#### [YOUR ASSIGNMENT]
The records are given next. Repeat each one exactly.
#### DATA TO USE ####
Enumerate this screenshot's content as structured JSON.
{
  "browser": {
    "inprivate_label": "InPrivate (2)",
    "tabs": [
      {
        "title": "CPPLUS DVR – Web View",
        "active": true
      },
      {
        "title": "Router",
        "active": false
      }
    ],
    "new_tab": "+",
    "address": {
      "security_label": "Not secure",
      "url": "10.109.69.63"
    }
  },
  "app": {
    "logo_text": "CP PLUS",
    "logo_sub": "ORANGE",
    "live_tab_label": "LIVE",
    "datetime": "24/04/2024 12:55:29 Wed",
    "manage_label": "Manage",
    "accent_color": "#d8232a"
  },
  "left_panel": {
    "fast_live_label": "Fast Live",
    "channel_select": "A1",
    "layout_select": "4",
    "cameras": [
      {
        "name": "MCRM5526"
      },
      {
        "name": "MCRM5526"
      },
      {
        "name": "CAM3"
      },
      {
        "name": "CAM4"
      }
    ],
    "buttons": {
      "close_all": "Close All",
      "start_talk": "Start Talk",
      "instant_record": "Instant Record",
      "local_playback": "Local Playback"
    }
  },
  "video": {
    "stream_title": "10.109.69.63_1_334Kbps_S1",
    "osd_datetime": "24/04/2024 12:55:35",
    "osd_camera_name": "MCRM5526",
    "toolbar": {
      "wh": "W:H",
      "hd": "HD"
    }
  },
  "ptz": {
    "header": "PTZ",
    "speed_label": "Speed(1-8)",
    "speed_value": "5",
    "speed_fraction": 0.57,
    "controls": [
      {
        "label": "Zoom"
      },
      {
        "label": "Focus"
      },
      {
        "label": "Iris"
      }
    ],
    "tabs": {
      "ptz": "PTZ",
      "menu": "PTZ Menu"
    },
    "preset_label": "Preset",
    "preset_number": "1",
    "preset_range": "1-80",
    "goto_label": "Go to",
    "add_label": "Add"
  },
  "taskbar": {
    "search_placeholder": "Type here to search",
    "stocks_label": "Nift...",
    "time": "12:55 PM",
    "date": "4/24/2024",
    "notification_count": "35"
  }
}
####
#### [EXERCISE OUTPUT]
Enumerate this screenshot's content as structured JSON.
{
  "browser": {
    "inprivate_label": "InPrivate (2)",
    "tabs": [
      {
        "title": "CPPLUS DVR – Web View",
        "active": true
      },
      {
        "title": "Router",
        "active": false
      }
    ],
    "new_tab": "+",
    "address": {
      "security_label": "Not secure",
      "url": "10.109.69.63"
    }
  },
  "app": {
    "logo_text": "CP PLUS",
    "logo_sub": "ORANGE",
    "live_tab_label": "LIVE",
    "datetime": "24/04/2024 12:55:29 Wed",
    "manage_label": "Manage",
    "accent_color": "#d8232a"
  },
  "left_panel": {
    "fast_live_label": "Fast Live",
    "channel_select": "A1",
    "layout_select": "4",
    "cameras": [
      {
        "name": "MCRM5526"
      },
      {
        "name": "MCRM5526"
      },
      {
        "name": "CAM3"
      },
      {
        "name": "CAM4"
      }
    ],
    "buttons": {
      "close_all": "Close All",
      "start_talk": "Start Talk",
      "instant_record": "Instant Record",
      "local_playback": "Local Playback"
    }
  },
  "video": {
    "stream_title": "10.109.69.63_1_334Kbps_S1",
    "osd_datetime": "24/04/2024 12:55:35",
    "osd_camera_name": "MCRM5526",
    "toolbar": {
      "wh": "W:H",
      "hd": "HD"
    }
  },
  "ptz": {
    "header": "PTZ",
    "speed_label": "Speed(1-8)",
    "speed_value": "5",
    "speed_fraction": 0.57,
    "controls": [
      {
        "label": "Zoom"
      },
      {
        "label": "Focus"
      },
      {
        "label": "Iris"
      }
    ],
    "tabs": {
      "ptz": "PTZ",
      "menu": "PTZ Menu"
    },
    "preset_label": "Preset",
    "preset_number": "1",
    "preset_range": "1-80",
    "goto_label": "Go to",
    "add_label": "Add"
  },
  "taskbar": {
    "search_placeholder": "Type here to search",
    "stocks_label": "Nift...",
    "time": "12:55 PM",
    "date": "4/24/2024",
    "notification_count": "35"
  }
}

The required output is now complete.